▸ **Try it**
Reading the records beneath this task, work out how many lines contain the word "title" and reply with only that number.

○ ○ ○

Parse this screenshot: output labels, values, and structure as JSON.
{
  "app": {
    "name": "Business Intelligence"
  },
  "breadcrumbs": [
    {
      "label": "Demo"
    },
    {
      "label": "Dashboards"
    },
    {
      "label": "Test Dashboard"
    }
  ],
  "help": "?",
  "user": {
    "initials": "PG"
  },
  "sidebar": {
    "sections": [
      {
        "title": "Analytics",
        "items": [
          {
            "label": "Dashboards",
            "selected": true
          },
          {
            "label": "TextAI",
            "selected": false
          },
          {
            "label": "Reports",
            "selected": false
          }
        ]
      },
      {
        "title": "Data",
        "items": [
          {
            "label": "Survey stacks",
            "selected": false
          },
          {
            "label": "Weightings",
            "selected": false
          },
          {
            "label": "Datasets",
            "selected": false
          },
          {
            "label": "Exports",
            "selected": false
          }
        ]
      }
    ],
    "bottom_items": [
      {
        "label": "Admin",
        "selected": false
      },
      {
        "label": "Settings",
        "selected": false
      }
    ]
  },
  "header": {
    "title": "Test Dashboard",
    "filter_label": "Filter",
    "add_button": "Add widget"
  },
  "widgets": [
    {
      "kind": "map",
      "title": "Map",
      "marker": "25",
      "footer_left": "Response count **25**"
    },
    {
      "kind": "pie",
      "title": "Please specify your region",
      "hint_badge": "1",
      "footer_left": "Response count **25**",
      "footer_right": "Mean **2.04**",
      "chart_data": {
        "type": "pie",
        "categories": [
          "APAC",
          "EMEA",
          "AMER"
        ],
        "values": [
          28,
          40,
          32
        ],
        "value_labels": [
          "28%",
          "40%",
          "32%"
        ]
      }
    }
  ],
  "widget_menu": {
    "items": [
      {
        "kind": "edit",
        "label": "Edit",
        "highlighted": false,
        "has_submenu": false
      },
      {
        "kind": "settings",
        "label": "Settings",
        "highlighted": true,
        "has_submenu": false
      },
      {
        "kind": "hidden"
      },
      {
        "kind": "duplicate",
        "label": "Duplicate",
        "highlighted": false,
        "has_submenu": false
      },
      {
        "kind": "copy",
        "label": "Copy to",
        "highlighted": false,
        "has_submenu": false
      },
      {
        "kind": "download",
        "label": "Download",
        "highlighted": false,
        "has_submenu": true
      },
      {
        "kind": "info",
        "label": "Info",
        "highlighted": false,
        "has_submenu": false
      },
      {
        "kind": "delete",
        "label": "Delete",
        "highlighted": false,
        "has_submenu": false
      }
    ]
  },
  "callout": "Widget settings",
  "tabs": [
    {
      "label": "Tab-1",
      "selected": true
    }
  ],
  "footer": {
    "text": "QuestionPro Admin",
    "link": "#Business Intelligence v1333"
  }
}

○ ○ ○

▸ **Reply**
5